Earlier this year, the Wyoming Legislature ordered a legislative task force to study the issue of federal land ownership in the Cowboy State.
Success is similarly unlikely for Wyoming, Williamson wrote in the opinion, obtained by the Casper, Wyo., Star-Tribune on Thursday from the governor’s office.
The four lawmakers on the Wyoming Task Force on Transfer of Public Lands have read the opinion and have discussed it during talks on regaining lands from the federal government.
Predators of prairie dogs released in Colorado
About 30 black-footed ferrets that are natural predators of prairie dogs have been released in Colorado by wildlife officials, which is welcome news for ranchers who say the prairie dogs are destroying prime rangeland.
“These are killing machines,” said Pete Gober, who coordinates the black-footed ferret release program for the U.S. Fish and Wildlife Service. “They are wild animals that just have one thing in mind — killing prairie dogs.”
In 1967, the black-footed ferret was listed as endangered and protected. Colorado law prohibited any state role introducing endangered species without legislative approval. However, state law was relaxed this year to let ferrets be released on private land under new deals with the U.S. Fish and Wildlife Service.
Neighboring landowners also are protected if they do not intentionally kill the wild ferrets.
Ag exporters, farm groups press on Chinese approvals of biotech traits
In a letter today to U.S. Trade Representative Ambassador Michael Froman, Commerce Secretary Penny Pritzker and Agriculture Secretary Tom Vilsack, the American Farm Bureau Federation, American Soybean Association, National Corn Growers Association and U.S. Canola Association raised concerns regarding ongoing delays, lack of transparency and arbitrary decisions in China’s process of approving new biotechnology traits.
The letter comes as the three administration officials prepare for a meeting of the Joint Commission on Commerce and Trade with the nation’s largest trading partner this December.
“China is now the largest export market for U.S. agricultural goods valued at over $32 billion in 2012,” wrote the groups. “However, in spite of our growing successful trade relationship, China’s biotech approval process has gone from being slow but predictable to being even slower, unpredictable and non-transparent.”

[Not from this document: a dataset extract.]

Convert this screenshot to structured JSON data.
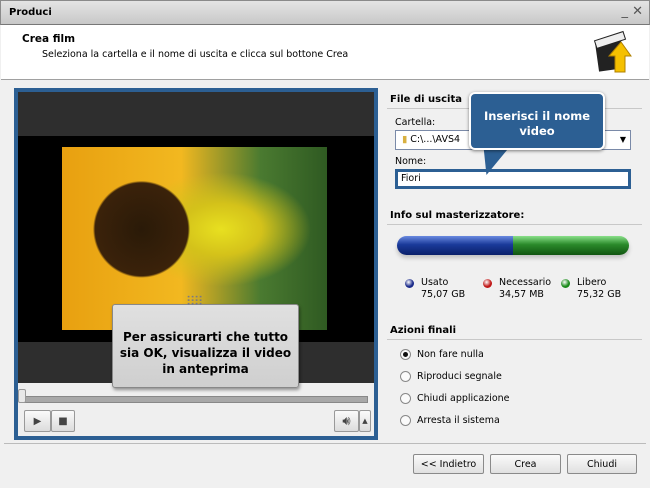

The groups maintain that China’s position as a major buyer of U.S. commodities means that the current, arbitrary Chinese approval system is effectively preventing U.S. farmers from adopting the new technologies needed to increase yields, fight pests and weeds, enhance quality and improve environmental performance.
Corn in a Crunch
Corn prices fell Friday to a three-year low under $4.26 per bushel.
Weak exports and expectations for a record-breaking crop are also weighing on prices, which have declined over 80 cents (-16 percent) over the last two months.
Though bad news for farmers, this decline helps meat and ethanol producers who benefit from lower corn prices.
U.S. Cattlemen’s Association opposes Congressional intervention In COOL
The United States Cattlemen’s Association joined the National Farmers Union, the American Sheep Industry Association and the Consumer Federation of America in a joint letter sent to House and Senate Farm Bill conferees this week voicing strong support for U.S. country of origin labeling (COOL) and opposing any attempt to make modifications through the farm bill to the underlying COOL law or to U.S. Department of Agriculture regulations which became final just a few months ago.
COOL opponents recently sent a letter to House and Senate Farm Bill conferees urging them to utilize COOL placeholder language in the House version of the farm bill as a mechanism to drastically change the law. The letter specifically references the need to insert language in the farm bill that will halt all current action regarding the program and negate the actions currently underway at the World Trade Organization.